[Entries taken from a collection]
┄┄┄┄┄┄

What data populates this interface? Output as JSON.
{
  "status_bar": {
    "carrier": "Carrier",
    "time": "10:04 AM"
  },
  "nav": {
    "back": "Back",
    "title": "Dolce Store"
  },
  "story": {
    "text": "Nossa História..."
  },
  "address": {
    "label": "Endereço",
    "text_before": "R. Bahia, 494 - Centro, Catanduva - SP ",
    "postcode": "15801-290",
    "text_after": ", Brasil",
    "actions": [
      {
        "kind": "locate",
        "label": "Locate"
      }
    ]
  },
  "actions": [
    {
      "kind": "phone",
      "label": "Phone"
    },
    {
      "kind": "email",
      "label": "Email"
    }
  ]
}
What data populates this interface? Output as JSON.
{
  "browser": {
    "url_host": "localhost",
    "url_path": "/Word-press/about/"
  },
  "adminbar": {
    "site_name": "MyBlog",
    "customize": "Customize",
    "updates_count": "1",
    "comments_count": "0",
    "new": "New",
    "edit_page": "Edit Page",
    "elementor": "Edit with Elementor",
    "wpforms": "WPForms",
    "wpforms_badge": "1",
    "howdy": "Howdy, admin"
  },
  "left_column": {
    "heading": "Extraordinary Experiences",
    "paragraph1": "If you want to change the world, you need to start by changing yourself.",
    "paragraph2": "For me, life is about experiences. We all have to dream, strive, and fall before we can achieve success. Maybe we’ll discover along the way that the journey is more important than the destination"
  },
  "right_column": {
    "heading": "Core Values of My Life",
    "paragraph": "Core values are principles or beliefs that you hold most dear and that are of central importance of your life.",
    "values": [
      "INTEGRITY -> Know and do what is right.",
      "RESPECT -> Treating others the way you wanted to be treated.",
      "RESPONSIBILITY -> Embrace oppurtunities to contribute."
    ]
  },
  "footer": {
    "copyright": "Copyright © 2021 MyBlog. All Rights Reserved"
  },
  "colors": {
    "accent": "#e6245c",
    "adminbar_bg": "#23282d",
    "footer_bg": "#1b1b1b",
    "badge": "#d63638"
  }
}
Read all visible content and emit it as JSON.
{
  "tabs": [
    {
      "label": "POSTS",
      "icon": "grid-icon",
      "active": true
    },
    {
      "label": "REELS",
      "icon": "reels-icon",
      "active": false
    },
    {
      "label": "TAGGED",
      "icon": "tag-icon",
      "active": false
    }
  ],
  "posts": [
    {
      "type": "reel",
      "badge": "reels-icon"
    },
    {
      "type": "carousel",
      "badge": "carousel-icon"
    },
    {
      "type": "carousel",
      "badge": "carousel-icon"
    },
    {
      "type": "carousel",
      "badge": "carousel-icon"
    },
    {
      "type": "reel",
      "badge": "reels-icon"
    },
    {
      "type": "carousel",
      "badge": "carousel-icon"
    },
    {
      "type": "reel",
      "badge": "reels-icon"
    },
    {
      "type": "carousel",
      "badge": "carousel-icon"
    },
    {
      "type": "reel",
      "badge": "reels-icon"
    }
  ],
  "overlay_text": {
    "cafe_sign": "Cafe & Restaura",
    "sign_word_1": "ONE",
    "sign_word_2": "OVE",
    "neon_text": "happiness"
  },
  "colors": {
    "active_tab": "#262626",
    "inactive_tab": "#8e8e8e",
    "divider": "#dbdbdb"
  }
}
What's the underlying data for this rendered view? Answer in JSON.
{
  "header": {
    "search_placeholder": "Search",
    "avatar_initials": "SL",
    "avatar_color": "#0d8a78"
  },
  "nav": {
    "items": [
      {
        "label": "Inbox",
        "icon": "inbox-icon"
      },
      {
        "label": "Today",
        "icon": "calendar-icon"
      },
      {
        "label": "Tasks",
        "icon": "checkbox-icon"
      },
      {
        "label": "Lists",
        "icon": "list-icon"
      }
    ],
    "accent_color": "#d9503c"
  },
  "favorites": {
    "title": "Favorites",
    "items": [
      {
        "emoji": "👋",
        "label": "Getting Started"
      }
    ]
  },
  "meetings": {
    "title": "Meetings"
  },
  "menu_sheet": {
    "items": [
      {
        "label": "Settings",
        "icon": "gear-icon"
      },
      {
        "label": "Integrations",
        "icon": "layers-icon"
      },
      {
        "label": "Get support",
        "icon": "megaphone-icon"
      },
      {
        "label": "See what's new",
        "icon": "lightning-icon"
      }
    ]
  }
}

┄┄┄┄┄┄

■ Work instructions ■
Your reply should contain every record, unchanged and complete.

■ Solution to the problem ■
What data populates this interface? Output as JSON.
{
  "status_bar": {
    "carrier": "Carrier",
    "time": "10:04 AM"
  },
  "nav": {
    "back": "Back",
    "title": "Dolce Store"
  },
  "story": {
    "text": "Nossa História..."
  },
  "address": {
    "label": "Endereço",
    "text_before": "R. Bahia, 494 - Centro, Catanduva - SP ",
    "postcode": "15801-290",
    "text_after": ", Brasil",
    "actions": [
      {
        "kind": "locate",
        "label": "Locate"
      }
    ]
  },
  "actions": [
    {
      "kind": "phone",
      "label": "Phone"
    },
    {
      "kind": "email",
      "label": "Email"
    }
  ]
}
What data populates this interface? Output as JSON.
{
  "browser": {
    "url_host": "localhost",
    "url_path": "/Word-press/about/"
  },
  "adminbar": {
    "site_name": "MyBlog",
    "customize": "Customize",
    "updates_count": "1",
    "comments_count": "0",
    "new": "New",
    "edit_page": "Edit Page",
    "elementor": "Edit with Elementor",
    "wpforms": "WPForms",
    "wpforms_badge": "1",
    "howdy": "Howdy, admin"
  },
  "left_column": {
    "heading": "Extraordinary Experiences",
    "paragraph1": "If you want to change the world, you need to start by changing yourself.",
    "paragraph2": "For me, life is about experiences. We all have to dream, strive, and fall before we can achieve success. Maybe we’ll discover along the way that the journey is more important than the destination"
  },
  "right_column": {
    "heading": "Core Values of My Life",
    "paragraph": "Core values are principles or beliefs that you hold most dear and that are of central importance of your life.",
    "values": [
      "INTEGRITY -> Know and do what is right.",
      "RESPECT -> Treating others the way you wanted to be treated.",
      "RESPONSIBILITY -> Embrace oppurtunities to contribute."
    ]
  },
  "footer": {
    "copyright": "Copyright © 2021 MyBlog. All Rights Reserved"
  },
  "colors": {
    "accent": "#e6245c",
    "adminbar_bg": "#23282d",
    "footer_bg": "#1b1b1b",
    "badge": "#d63638"
  }
}
Read all visible content and emit it as JSON.
{
  "tabs": [
    {
      "label": "POSTS",
      "icon": "grid-icon",
      "active": true
    },
    {
      "label": "REELS",
      "icon": "reels-icon",
      "active": false
    },
    {
      "label": "TAGGED",
      "icon": "tag-icon",
      "active": false
    }
  ],
  "posts": [
    {
      "type": "reel",
      "badge": "reels-icon"
    },
    {
      "type": "carousel",
      "badge": "carousel-icon"
    },
    {
      "type": "carousel",
      "badge": "carousel-icon"
    },
    {
      "type": "carousel",
      "badge": "carousel-icon"
    },
    {
      "type": "reel",
      "badge": "reels-icon"
    },
    {
      "type": "carousel",
      "badge": "carousel-icon"
    },
    {
      "type": "reel",
      "badge": "reels-icon"
    },
    {
      "type": "carousel",
      "badge": "carousel-icon"
    },
    {
      "type": "reel",
      "badge": "reels-icon"
    }
  ],
  "overlay_text": {
    "cafe_sign": "Cafe & Restaura",
    "sign_word_1": "ONE",
    "sign_word_2": "OVE",
    "neon_text": "happiness"
  },
  "colors": {
    "active_tab": "#262626",
    "inactive_tab": "#8e8e8e",
    "divider": "#dbdbdb"
  }
}
What's the underlying data for this rendered view? Answer in JSON.
{
  "header": {
    "search_placeholder": "Search",
    "avatar_initials": "SL",
    "avatar_color": "#0d8a78"
  },
  "nav": {
    "items": [
      {
        "label": "Inbox",
        "icon": "inbox-icon"
      },
      {
        "label": "Today",
        "icon": "calendar-icon"
      },
      {
        "label": "Tasks",
        "icon": "checkbox-icon"
      },
      {
        "label": "Lists",
        "icon": "list-icon"
      }
    ],
    "accent_color": "#d9503c"
  },
  "favorites": {
    "title": "Favorites",
    "items": [
      {
        "emoji": "👋",
        "label": "Getting Started"
      }
    ]
  },
  "meetings": {
    "title": "Meetings"
  },
  "menu_sheet": {
    "items": [
      {
        "label": "Settings",
        "icon": "gear-icon"
      },
      {
        "label": "Integrations",
        "icon": "layers-icon"
      },
      {
        "label": "Get support",
        "icon": "megaphone-icon"
      },
      {
        "label": "See what's new",
        "icon": "lightning-icon"
      }
    ]
  }
}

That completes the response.